Other versions of the legendariumEdit
Earlier in the legendarium, Ilmarë and Eönwë were conceived as the son and daughter of Manwë and Varda, previously referred to as Erinti and Fionwë Urion. Later, Tolkien abandoned the idea of the Children of the Valar.
As Erinti, she was the Vala of love, music, and beauty, also named Lotesse and Akairis ("bride"), sister of Noldorin and Amillo.
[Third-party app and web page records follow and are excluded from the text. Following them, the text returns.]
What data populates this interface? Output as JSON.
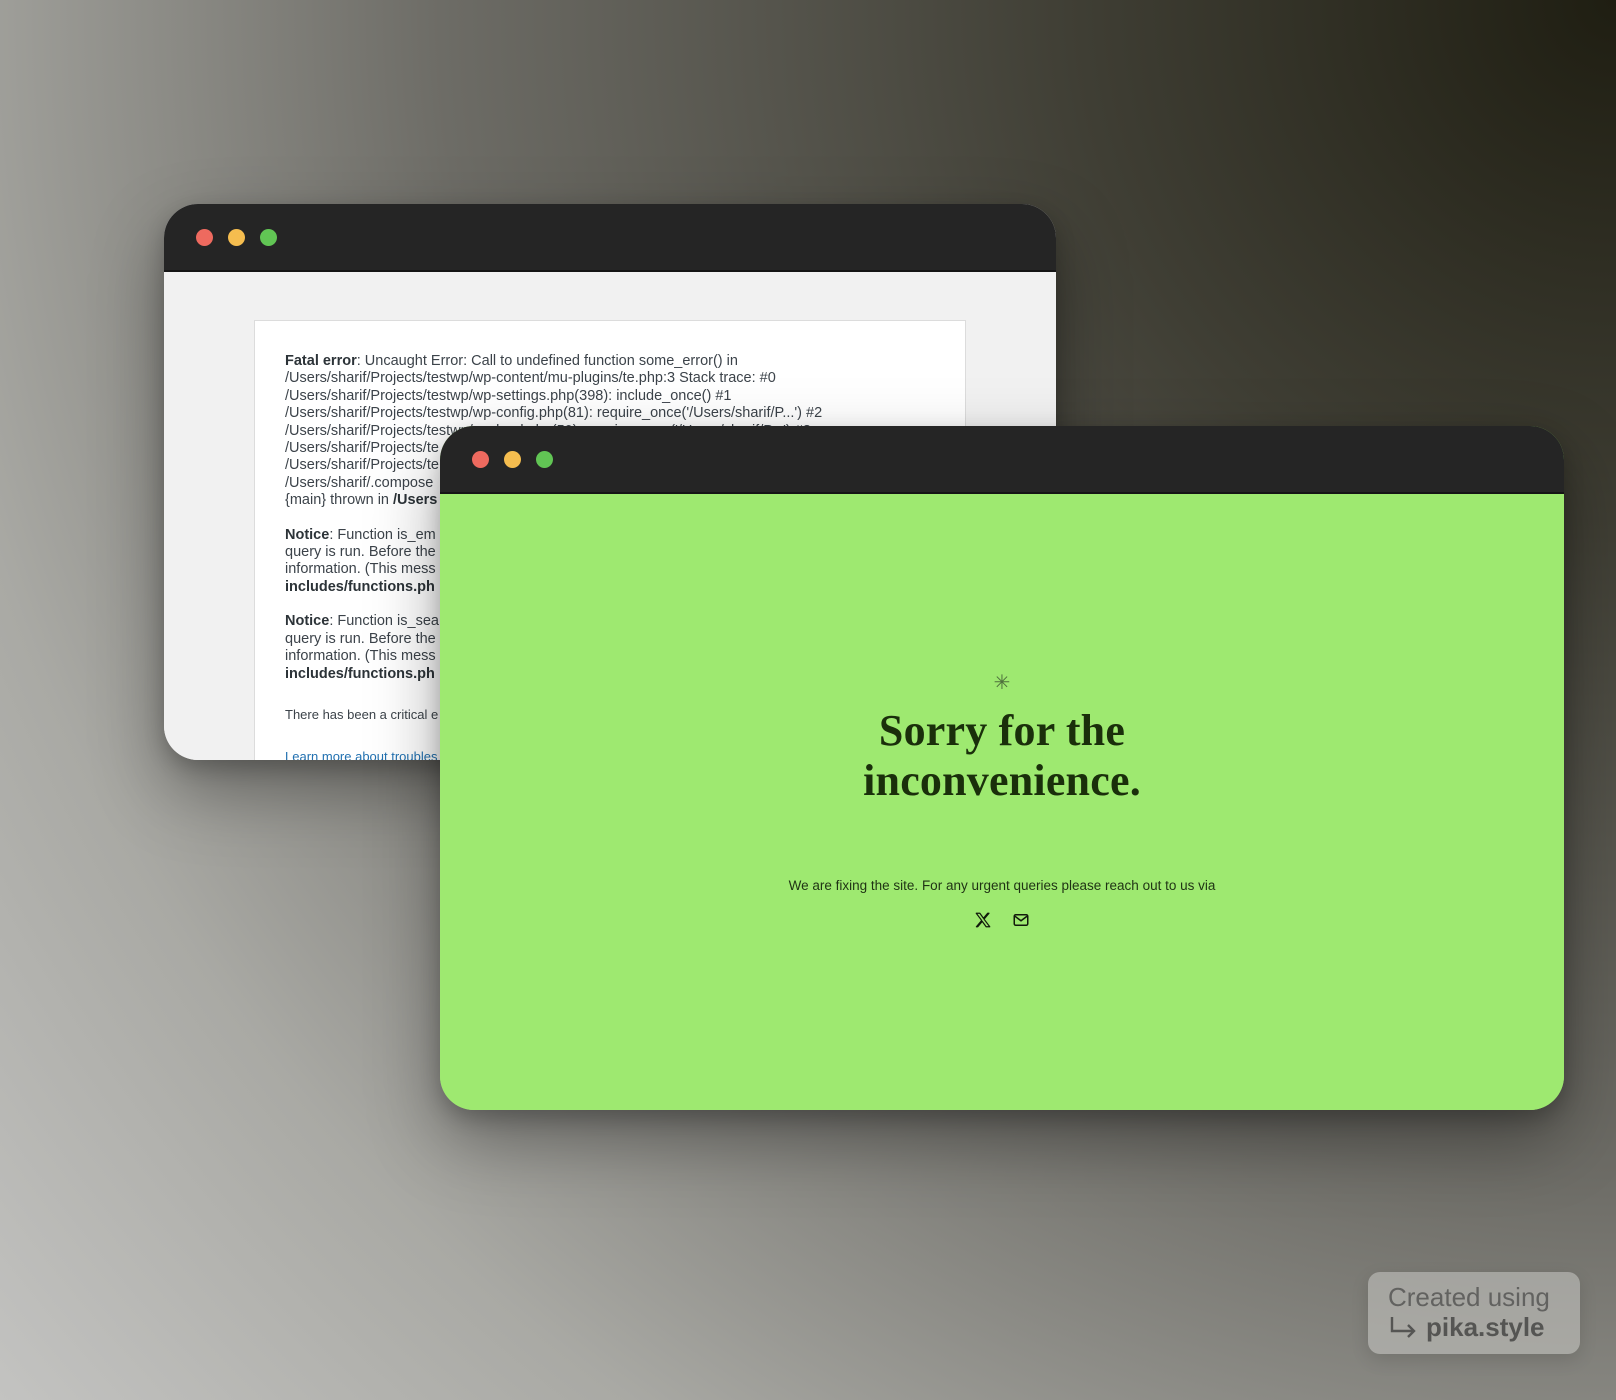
{
  "back_window": {
    "error_blocks": [
      {
        "lines": [
          {
            "label": "Fatal error",
            "text": ": Uncaught Error: Call to undefined function some_error() in"
          },
          {
            "label": "",
            "text": "/Users/sharif/Projects/testwp/wp-content/mu-plugins/te.php:3 Stack trace: #0"
          },
          {
            "label": "",
            "text": "/Users/sharif/Projects/testwp/wp-settings.php(398): include_once() #1"
          },
          {
            "label": "",
            "text": "/Users/sharif/Projects/testwp/wp-config.php(81): require_once('/Users/sharif/P...') #2"
          },
          {
            "label": "",
            "text": "/Users/sharif/Projects/testwp/wp-load.php(50): require_once('/Users/sharif/P...') #3"
          },
          {
            "label": "",
            "text": "/Users/sharif/Projects/te"
          },
          {
            "label": "",
            "text": "/Users/sharif/Projects/te"
          },
          {
            "label": "",
            "text": "/Users/sharif/.compose"
          },
          {
            "label": "",
            "text": "{main} thrown in ",
            "bold_tail": "/Users"
          }
        ]
      },
      {
        "lines": [
          {
            "label": "Notice",
            "text": ": Function is_em"
          },
          {
            "label": "",
            "text": "query is run. Before the"
          },
          {
            "label": "",
            "text": "information. (This mess"
          },
          {
            "label": "",
            "text": "",
            "bold_tail": "includes/functions.ph"
          }
        ]
      },
      {
        "lines": [
          {
            "label": "Notice",
            "text": ": Function is_sea"
          },
          {
            "label": "",
            "text": "query is run. Before the"
          },
          {
            "label": "",
            "text": "information. (This mess"
          },
          {
            "label": "",
            "text": "",
            "bold_tail": "includes/functions.ph"
          }
        ]
      }
    ],
    "critical_text": "There has been a critical e",
    "learn_more_link": "Learn more about troubles"
  },
  "front_window": {
    "asterisk": "✳",
    "headline_line1": "Sorry for the",
    "headline_line2": "inconvenience.",
    "subtext": "We are fixing the site. For any urgent queries please reach out to us via",
    "socials": [
      {
        "icon": "x-twitter-icon"
      },
      {
        "icon": "mail-icon"
      }
    ],
    "accent_color": "#9ee970"
  },
  "watermark": {
    "line1": "Created using",
    "line2": "pika.style"
  }
}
The three of them left Valinor and dwelt in Inwenore (later Tol Eressëa). The second half of January was called Enrintion, which was named after her.
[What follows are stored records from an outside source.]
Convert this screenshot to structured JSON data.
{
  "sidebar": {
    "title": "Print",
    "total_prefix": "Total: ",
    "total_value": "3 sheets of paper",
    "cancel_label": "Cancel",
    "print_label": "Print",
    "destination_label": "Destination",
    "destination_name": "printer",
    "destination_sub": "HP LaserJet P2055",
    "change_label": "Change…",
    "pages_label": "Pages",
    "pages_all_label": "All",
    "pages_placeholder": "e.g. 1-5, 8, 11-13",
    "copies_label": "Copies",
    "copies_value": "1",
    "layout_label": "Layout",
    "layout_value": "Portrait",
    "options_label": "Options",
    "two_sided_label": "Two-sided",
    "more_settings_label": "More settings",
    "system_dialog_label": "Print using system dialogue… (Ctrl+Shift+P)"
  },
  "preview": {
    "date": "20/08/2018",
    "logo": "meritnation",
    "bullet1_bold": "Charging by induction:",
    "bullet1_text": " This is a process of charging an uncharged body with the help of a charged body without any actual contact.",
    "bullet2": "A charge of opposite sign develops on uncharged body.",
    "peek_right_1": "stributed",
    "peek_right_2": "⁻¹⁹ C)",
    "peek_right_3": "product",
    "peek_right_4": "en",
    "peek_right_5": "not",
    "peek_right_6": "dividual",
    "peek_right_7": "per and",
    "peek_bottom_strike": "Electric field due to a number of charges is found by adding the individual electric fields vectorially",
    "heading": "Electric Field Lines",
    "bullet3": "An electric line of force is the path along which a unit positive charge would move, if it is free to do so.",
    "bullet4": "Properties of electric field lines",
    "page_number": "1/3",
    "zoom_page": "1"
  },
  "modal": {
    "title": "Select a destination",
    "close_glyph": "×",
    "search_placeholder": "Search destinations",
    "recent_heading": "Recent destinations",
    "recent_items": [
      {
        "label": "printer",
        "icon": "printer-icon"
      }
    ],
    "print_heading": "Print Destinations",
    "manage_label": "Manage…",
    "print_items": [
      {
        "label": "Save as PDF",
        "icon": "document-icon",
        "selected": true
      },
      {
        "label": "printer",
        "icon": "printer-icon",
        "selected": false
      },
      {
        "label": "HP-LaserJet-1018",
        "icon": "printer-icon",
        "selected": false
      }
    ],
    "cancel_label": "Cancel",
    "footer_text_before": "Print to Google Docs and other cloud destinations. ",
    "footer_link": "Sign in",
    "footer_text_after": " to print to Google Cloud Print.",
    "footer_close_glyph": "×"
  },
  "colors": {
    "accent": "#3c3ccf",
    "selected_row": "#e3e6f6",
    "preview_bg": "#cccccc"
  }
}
|Ainur of Arda|
|Lords of the Valar (of Valinor):||Manwë (Súlimo) | Ulmo (Ulubôz) | Aulë (Návatar) | Oromë (Aldaron) | Námo (Mandos) | Irmo (Lórien) | Tulkas (Astaldo)|
|Queens of the Valar (of Valinor):|| |
Varda (Elentári) | Yavanna (Kementári) | Nienna | Estë | Vairë | Vána | Nessa
|Maiar (of Valinor):|| |
Eönwë | Ilmarë | Ossë | Uinen | Salmar | Melian | Arien | Tilion | Curumo (Saruman) | Olórin (Gandalf) | Aiwendil (Radagast) | Alatar (Morinehtar) | Pallando (Rómestámo)
|Lords of the Valar (The Enemy):|| |
|Maiar (The Enemy):||Sauron (Mairon) | Gothmog | Durin's Bane | Ungoliant | Shelob | Curumo (Saruman)|
- ↑ 1.0 1.1 1.2 The Silmarillion, Valaquenta, "Of the Maiar"
- ↑ The History of Middle-earth, Vol. 5: The Lost Road and Other Writings, Part Three: "The Etymologies"
- ↑ The Silmarillion, Index of Names
- ↑ The History of Middle-earth, Vol. 1: The Book of Lost Tales Part One, II: "The Music of the Ainur"
- ↑ The History of Middle-earth, Vol. 1: The Book of Lost Tales Part One, Appendix: Names in the Lost Tales – Part I